(Task material begins)

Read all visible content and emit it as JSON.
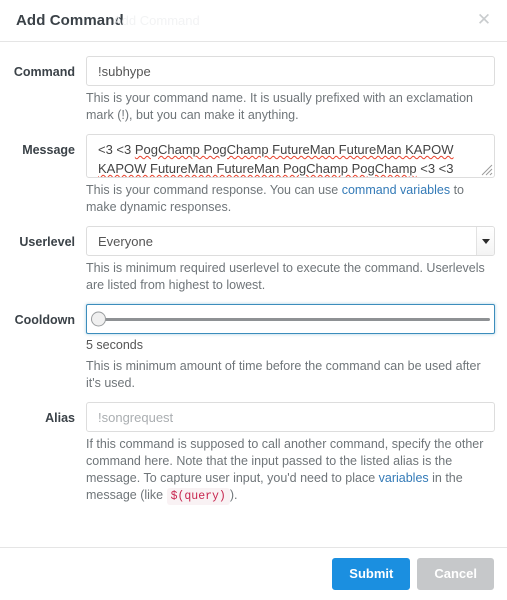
{
  "modal": {
    "title": "Add Command",
    "ghost_text": "Add Command",
    "close_icon": "close-icon"
  },
  "fields": {
    "command": {
      "label": "Command",
      "value": "!subhype",
      "placeholder": "",
      "help_before": "This is your command name. It is usually prefixed with an exclamation mark (!), but you can make it anything."
    },
    "message": {
      "label": "Message",
      "line1_plain_a": "<3 <3 ",
      "line1_sq_a": "PogChamp PogChamp FutureMan FutureMan KAPOW",
      "line2_sq_a": "KAPOW FutureMan FutureMan PogChamp PogChamp",
      "line2_plain_b": " <3 <3",
      "value": "<3 <3 PogChamp PogChamp FutureMan FutureMan KAPOW KAPOW FutureMan FutureMan PogChamp PogChamp <3 <3",
      "help_a": "This is your command response. You can use ",
      "help_link": "command variables",
      "help_b": " to make dynamic responses.",
      "resize_icon": "resize-grip-icon"
    },
    "userlevel": {
      "label": "Userlevel",
      "value": "Everyone",
      "arrow_icon": "chevron-down-icon",
      "help": "This is minimum required userlevel to execute the command. Userlevels are listed from highest to lowest."
    },
    "cooldown": {
      "label": "Cooldown",
      "value_text": "5 seconds",
      "slider_percent": 0,
      "help": "This is minimum amount of time before the command can be used after it's used."
    },
    "alias": {
      "label": "Alias",
      "value": "",
      "placeholder": "!songrequest",
      "help_a": "If this command is supposed to call another command, specify the other command here. Note that the input passed to the listed alias is the message. To capture user input, you'd need to place ",
      "help_link": "variables",
      "help_b": " in the message (like ",
      "help_code": "$(query)",
      "help_c": ")."
    }
  },
  "footer": {
    "submit_label": "Submit",
    "cancel_label": "Cancel"
  },
  "colors": {
    "primary": "#1b8fe0",
    "cancel": "#c6c8ca",
    "link": "#337ab7",
    "code": "#c7254e",
    "focus_border": "#3c8dbc",
    "spellcheck": "#e8402a"
  }
}
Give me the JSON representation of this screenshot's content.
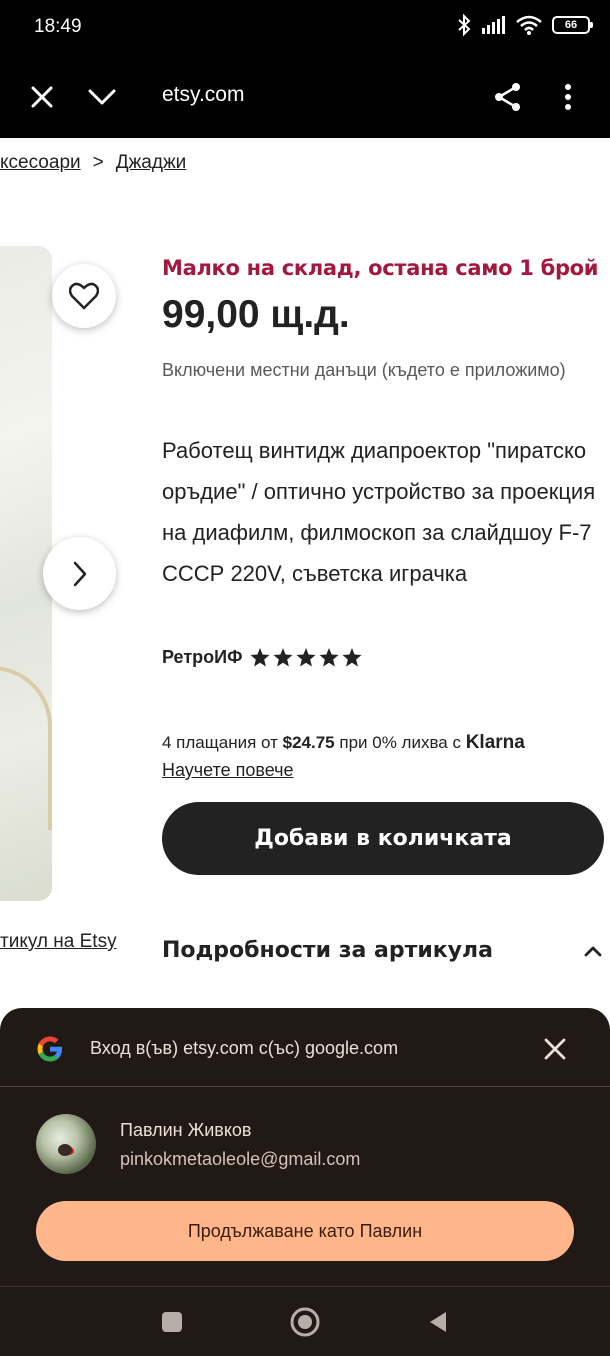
{
  "status": {
    "time": "18:49",
    "battery": "66"
  },
  "browser": {
    "url": "etsy.com"
  },
  "breadcrumb": {
    "items": [
      "ксесоари",
      "Джаджи"
    ],
    "separator": ">"
  },
  "product": {
    "stock_notice": "Малко на склад, остана само 1 брой",
    "price": "99,00 щ.д.",
    "tax_note": "Включени местни данъци (където е приложимо)",
    "title": "Работещ винтидж диапроектор \"пиратско оръдие\" / оптично устройство за проекция на диафилм, филмоскоп за слайдшоу F-7 СССР 220V, съветска играчка",
    "shop_name": "РетроИФ",
    "rating_stars": 5,
    "klarna": {
      "prefix": "4 плащания от",
      "amount": "$24.75",
      "suffix": "при 0% лихва с",
      "brand": "Klarna",
      "learn_more": "Научете повече"
    },
    "add_to_cart": "Добави в количката",
    "details_label": "Подробности за артикула",
    "report_link": "тикул на Etsy"
  },
  "google_sheet": {
    "title": "Вход в(ъв) etsy.com с(ъс) google.com",
    "account_name": "Павлин Живков",
    "account_email": "pinkokmetaoleole@gmail.com",
    "continue_label": "Продължаване като Павлин"
  },
  "colors": {
    "stock_red": "#a3183e",
    "cart_button": "#222222",
    "sheet_bg": "#201915",
    "continue_button": "#ffb68a"
  }
}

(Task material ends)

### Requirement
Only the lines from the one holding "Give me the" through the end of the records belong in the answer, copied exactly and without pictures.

### Exercise response
Give me the JSON representation of this screenshot's content.
{
  "status": {
    "time": "18:49",
    "battery": "66"
  },
  "browser": {
    "url": "etsy.com"
  },
  "breadcrumb": {
    "items": [
      "ксесоари",
      "Джаджи"
    ],
    "separator": ">"
  },
  "product": {
    "stock_notice": "Малко на склад, остана само 1 брой",
    "price": "99,00 щ.д.",
    "tax_note": "Включени местни данъци (където е приложимо)",
    "title": "Работещ винтидж диапроектор \"пиратско оръдие\" / оптично устройство за проекция на диафилм, филмоскоп за слайдшоу F-7 СССР 220V, съветска играчка",
    "shop_name": "РетроИФ",
    "rating_stars": 5,
    "klarna": {
      "prefix": "4 плащания от",
      "amount": "$24.75",
      "suffix": "при 0% лихва с",
      "brand": "Klarna",
      "learn_more": "Научете повече"
    },
    "add_to_cart": "Добави в количката",
    "details_label": "Подробности за артикула",
    "report_link": "тикул на Etsy"
  },
  "google_sheet": {
    "title": "Вход в(ъв) etsy.com с(ъс) google.com",
    "account_name": "Павлин Живков",
    "account_email": "pinkokmetaoleole@gmail.com",
    "continue_label": "Продължаване като Павлин"
  },
  "colors": {
    "stock_red": "#a3183e",
    "cart_button": "#222222",
    "sheet_bg": "#201915",
    "continue_button": "#ffb68a"
  }
}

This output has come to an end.